Today, there are eight permanent museum battleships in existence in the United States – nine if you count the USS Arizona Memorial in Pearl Harbor. The surviving battleships, all of which took part in the Second World War, include USS Alabama (BB-60), USS Iowa (BB-61), USS Massachusetts (BB-59), USS Missouri (BB-63), USS New Jersey (BB-62), USS North Carolina (BB-55), USS Texas (BB-35) and USS Wisconsin (BB-64).
All of those surviving battle wagons – except for BB-35 – had been completed after the attack on Pearl Harbor, 80 years ago on December 7, 1941. Each played a crucial role in the Second World War, and in the case of the four Iowa-class battleships – BB-61 to BB-64 – well into the Cold War. In fact, one of the reasons that none of those four capital warships was scrapped is that the U.S. Navy sought to maintain them in case they were called back to duty. That is increasingly unlikely, especially as it is clear that smaller, faster warships armed with surface-to-surface missiles can do the job of battleships far more effectively.

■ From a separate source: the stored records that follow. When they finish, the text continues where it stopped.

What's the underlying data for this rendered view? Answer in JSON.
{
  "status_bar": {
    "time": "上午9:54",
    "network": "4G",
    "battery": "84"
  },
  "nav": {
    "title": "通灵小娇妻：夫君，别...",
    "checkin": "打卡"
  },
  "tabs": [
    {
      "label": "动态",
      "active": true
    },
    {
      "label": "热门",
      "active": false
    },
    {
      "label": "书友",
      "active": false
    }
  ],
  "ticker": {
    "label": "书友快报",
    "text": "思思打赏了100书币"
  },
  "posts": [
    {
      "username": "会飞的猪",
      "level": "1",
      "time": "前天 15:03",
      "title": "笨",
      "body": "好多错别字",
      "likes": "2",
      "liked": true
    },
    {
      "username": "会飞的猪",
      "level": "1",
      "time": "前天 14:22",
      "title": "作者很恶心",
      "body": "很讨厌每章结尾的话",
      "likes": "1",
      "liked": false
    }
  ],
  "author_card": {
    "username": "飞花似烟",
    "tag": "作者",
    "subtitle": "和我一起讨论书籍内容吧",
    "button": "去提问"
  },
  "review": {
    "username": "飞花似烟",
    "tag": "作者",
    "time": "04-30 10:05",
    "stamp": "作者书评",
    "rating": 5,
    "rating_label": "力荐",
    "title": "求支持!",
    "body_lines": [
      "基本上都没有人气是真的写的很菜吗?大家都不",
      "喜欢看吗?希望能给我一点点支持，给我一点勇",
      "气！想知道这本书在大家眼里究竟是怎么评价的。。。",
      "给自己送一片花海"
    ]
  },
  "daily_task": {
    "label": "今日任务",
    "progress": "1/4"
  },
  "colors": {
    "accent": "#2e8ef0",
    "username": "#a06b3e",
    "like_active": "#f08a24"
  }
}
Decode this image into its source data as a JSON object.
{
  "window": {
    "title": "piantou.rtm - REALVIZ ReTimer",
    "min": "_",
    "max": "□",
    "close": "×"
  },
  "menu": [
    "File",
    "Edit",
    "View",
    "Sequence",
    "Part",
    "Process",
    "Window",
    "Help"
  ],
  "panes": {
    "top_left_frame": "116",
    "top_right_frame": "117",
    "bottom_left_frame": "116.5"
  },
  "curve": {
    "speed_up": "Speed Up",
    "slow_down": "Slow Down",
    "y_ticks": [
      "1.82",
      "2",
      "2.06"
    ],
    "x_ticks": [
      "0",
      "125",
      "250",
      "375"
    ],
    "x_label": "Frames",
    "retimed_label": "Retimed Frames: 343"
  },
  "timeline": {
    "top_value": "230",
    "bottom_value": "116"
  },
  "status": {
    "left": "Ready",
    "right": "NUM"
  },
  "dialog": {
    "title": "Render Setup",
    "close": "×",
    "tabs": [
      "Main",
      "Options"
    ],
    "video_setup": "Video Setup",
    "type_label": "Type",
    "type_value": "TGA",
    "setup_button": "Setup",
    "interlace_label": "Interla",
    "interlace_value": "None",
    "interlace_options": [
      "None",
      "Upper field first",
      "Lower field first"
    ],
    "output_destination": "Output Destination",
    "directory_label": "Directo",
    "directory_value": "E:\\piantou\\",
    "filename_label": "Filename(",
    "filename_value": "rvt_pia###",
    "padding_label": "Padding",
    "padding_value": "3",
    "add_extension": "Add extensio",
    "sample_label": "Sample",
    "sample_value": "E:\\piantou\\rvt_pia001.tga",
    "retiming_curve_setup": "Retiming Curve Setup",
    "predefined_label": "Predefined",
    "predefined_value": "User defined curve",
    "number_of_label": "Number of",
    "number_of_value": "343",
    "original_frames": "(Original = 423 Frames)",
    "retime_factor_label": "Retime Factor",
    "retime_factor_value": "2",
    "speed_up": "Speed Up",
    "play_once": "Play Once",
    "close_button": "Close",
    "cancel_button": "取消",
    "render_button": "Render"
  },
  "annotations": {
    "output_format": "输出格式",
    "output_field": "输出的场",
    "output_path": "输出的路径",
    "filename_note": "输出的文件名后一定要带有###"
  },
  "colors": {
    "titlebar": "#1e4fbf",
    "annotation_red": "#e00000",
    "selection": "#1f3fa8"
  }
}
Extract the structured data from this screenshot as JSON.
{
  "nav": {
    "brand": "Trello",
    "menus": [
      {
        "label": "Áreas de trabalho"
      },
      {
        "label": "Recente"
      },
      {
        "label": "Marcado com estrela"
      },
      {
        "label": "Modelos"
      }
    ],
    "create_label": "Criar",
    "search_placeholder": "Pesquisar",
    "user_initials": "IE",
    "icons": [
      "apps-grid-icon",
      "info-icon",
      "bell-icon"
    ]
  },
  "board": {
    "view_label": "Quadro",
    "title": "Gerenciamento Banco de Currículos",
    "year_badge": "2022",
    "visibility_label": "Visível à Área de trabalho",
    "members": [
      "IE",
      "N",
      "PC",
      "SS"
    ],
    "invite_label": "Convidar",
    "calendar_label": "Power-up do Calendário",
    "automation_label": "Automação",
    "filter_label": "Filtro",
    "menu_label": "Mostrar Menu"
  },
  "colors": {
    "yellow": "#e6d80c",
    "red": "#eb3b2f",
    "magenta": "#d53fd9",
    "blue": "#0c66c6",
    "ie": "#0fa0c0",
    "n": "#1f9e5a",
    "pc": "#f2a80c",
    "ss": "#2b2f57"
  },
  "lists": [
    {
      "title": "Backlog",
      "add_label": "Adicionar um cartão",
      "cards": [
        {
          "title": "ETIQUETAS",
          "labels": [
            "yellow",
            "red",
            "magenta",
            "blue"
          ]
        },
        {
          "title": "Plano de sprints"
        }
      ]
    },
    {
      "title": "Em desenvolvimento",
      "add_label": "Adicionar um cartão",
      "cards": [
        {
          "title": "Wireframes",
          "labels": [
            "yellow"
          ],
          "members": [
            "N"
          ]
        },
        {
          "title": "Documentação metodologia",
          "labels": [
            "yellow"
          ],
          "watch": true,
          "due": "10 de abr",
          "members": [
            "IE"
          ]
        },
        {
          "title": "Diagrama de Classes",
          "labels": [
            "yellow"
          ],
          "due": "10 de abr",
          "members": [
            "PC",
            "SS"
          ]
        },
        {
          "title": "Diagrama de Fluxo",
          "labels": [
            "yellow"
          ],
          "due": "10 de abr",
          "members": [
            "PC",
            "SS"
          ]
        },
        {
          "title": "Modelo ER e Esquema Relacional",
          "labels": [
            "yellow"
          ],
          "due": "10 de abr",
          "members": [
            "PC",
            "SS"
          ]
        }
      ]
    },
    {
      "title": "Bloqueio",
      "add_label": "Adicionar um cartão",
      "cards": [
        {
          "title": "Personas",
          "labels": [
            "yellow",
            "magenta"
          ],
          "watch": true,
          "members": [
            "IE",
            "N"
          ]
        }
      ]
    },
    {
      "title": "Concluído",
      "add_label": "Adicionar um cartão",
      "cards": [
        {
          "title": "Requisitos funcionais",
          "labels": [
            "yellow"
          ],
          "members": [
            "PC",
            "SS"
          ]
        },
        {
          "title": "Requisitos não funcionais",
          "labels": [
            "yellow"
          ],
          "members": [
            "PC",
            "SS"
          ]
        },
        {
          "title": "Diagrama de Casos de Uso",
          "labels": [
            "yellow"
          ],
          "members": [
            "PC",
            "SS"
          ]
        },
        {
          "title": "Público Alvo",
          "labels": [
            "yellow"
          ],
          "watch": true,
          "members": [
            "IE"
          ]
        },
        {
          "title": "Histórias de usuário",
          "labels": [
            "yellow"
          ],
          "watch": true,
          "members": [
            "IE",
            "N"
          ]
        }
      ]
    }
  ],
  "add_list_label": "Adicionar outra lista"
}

The other four warships were preserved to honor the sacrifices made by the “greatest generation,” and each of those is currently maintained in the state of its respective namesake. Caring for and preserving of those warships is no small task. Each has undergone extensive maintenance work, and at times questions have been asked as whether it is worth the time and effort.
The answer should be obvious: losing these warships would be a travesty.
Currently, not a single battleship that was in the harbor during the Japanese attack is intact. The wreck of the aforementioned USS Arizona (BB-39) is of course one of the most famous war memorials in the world. Arizona and USS Oklahoma (BB-37) were the only two battleships too damaged to be returned to fight. However, USS California (BB-44), USS Maryland (BB-46), USS Nevada (BB-36), USS Pennsylvania (BB-38), USS Tennessee (BB-43) and USS West Virginia (BB-48) were each damaged in the attack and five were sunk, yet returned to service.
It was no small effort, but America stepped up to the task at hand.
“The salvage and restoration of those ships is a saga of expertise, tenacity, hard work, and invincible optimism,” wrote University of Maryland historian Gordon Prange in his classic history of Pearl Harbor, At Dawn We Slept.
Recovery work began almost immediately, and within just three months many of the smaller ships that had been damaged in the attack, as well as three of the battleships – BB-38, BB-43 and BB-46 – were returned to service or refloated and steamed to the continental United States for further repairs. Resurrection of the remainder of the fleet took longer, but by July 1944, USS West Virginia, the most severely damaged battleships from the Pearl Harbor attack, was returned to service.
The target ship USS Utah (BB-31/AG-16) along with USS Arizona and USS Oklahoma were the only ships that the Japanese had left beyond repair. Along with Arizona, Utah remains on the floor of Pearl Harbor. Oklahoma was raised after a massive effort, but proved to be too damaged to return to service. Refloated in 1943, she capsized and was lost while under tow to the mainland following the war.
The faith of the other warships wasn’t much better. All of the recovered battleships were eventually sold for scrap or used in target or atomic weapons tests.
In fact, of the 101 U.S. fighting ships present in Hawaiian waters during the Japanese attack on December 7, 1941, only the U.S. Coast Guard Cutter Taney, which fired its guns from its Honolulu Harbor pier, remains today. She is a museum ship and is now a permanent attraction at Baltimore’s Inner Harbor – the last warship survivor of one of the U.S. Navy’s darkest day.
Peter Suciu is a Michigan-based writer who has contributed to more than four dozen magazines, newspapers and websites. He regularly writes about military small arms, and is the author of several books on military headgear including A Gallery of Military Headdress, which is available on Amazon.com. He is also a contributing writer for Forbes.
March 10, 2022 at 8:57 am
Mighty strange, ain’t it?